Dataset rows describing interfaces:
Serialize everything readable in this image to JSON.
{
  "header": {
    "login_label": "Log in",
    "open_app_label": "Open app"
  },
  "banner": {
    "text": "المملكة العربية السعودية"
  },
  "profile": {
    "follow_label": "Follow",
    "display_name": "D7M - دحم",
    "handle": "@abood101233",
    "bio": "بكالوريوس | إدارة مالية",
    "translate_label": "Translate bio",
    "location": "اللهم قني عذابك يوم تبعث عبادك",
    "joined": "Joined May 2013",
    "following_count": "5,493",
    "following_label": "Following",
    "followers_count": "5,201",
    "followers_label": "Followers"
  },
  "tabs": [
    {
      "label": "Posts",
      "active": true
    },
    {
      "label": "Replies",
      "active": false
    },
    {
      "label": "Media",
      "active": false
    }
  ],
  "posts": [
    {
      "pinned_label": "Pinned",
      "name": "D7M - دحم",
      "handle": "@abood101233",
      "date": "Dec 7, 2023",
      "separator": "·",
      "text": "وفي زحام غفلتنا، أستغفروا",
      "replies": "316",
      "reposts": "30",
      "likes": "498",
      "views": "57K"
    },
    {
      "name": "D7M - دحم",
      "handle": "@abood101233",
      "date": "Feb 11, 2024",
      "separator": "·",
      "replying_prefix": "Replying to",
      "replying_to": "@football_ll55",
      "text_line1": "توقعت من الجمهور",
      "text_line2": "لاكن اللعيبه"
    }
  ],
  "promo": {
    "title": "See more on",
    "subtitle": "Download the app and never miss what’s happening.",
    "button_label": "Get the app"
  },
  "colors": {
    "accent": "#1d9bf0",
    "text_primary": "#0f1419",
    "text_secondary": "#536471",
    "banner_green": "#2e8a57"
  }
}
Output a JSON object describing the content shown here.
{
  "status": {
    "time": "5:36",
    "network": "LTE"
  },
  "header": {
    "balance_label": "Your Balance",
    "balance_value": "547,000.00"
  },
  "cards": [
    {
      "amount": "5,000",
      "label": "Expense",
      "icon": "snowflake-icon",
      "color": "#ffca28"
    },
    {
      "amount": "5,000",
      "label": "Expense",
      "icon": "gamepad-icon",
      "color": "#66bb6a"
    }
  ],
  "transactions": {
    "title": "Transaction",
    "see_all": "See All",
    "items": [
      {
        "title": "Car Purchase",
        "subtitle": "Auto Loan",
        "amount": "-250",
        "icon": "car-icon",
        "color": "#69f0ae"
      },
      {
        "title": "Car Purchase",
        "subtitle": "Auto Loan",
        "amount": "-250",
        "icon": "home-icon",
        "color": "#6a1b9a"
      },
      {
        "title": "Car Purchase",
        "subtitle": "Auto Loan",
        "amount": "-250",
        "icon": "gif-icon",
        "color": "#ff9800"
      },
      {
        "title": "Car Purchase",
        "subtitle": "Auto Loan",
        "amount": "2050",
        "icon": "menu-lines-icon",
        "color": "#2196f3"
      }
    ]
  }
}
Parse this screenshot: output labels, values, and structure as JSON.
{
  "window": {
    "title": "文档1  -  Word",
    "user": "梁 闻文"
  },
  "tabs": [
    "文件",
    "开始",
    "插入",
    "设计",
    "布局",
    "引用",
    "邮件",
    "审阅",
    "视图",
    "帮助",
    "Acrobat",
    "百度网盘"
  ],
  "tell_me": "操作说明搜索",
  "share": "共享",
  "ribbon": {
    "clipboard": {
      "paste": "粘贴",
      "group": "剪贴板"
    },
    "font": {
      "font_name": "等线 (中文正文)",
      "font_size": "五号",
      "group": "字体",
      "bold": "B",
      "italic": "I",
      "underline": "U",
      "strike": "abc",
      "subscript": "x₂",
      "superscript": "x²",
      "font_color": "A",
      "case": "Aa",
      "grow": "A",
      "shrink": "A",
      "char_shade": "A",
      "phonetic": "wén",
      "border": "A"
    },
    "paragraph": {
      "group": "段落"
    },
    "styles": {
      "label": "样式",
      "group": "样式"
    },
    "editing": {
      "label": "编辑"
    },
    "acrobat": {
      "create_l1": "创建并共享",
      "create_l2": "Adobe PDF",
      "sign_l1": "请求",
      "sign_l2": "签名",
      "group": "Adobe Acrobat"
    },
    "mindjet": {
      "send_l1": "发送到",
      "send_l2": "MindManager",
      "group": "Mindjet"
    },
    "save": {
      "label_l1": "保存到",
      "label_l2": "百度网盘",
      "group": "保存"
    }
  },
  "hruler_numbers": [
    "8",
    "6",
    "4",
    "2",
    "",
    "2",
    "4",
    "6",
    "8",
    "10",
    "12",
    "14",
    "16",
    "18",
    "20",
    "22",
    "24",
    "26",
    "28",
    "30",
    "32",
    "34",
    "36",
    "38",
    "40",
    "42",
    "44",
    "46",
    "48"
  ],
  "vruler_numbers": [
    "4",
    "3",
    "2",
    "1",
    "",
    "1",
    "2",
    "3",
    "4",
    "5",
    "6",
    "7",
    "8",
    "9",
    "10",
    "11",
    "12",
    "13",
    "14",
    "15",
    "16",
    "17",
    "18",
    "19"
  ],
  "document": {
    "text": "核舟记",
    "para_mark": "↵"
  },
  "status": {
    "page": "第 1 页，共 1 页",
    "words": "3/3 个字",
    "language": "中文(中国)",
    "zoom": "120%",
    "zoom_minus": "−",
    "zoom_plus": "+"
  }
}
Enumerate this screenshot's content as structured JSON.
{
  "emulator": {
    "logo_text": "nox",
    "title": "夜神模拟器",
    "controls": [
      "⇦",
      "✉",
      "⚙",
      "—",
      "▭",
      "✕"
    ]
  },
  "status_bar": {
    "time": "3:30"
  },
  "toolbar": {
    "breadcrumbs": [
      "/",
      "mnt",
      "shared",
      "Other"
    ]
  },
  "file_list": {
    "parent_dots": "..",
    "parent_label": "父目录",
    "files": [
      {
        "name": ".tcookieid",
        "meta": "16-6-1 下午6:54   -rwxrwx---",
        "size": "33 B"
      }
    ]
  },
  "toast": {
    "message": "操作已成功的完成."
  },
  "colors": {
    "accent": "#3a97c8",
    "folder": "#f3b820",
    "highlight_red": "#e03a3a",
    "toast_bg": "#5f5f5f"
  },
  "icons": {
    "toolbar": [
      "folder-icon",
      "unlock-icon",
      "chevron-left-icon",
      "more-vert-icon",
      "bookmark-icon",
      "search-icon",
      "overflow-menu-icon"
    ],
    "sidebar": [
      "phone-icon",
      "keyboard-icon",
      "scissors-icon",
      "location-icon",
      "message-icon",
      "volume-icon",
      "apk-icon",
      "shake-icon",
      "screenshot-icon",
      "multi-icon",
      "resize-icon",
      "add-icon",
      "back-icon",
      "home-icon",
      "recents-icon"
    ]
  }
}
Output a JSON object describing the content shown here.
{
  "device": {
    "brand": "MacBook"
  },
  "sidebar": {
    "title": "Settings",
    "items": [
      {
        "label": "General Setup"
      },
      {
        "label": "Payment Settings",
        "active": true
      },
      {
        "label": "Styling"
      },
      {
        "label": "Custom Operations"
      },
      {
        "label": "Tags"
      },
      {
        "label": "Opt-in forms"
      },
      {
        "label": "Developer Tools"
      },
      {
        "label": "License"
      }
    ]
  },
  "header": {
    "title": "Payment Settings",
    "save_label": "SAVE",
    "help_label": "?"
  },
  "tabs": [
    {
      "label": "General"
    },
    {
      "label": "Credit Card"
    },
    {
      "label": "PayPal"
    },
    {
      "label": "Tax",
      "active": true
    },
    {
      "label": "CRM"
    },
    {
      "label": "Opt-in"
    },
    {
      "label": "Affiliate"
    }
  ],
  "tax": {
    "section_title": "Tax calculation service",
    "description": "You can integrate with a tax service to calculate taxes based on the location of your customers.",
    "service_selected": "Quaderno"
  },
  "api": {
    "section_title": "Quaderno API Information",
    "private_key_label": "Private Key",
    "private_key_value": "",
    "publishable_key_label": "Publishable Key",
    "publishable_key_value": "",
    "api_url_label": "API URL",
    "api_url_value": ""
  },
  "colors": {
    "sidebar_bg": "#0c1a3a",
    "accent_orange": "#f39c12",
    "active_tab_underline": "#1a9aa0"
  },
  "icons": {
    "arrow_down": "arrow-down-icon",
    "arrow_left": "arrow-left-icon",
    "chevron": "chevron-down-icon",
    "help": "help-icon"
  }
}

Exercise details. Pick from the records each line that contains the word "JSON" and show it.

Solution.
Serialize everything readable in this image to JSON.
Output a JSON object describing the content shown here.
Parse this screenshot: output labels, values, and structure as JSON.
Enumerate this screenshot's content as structured JSON.
Output a JSON object describing the content shown here.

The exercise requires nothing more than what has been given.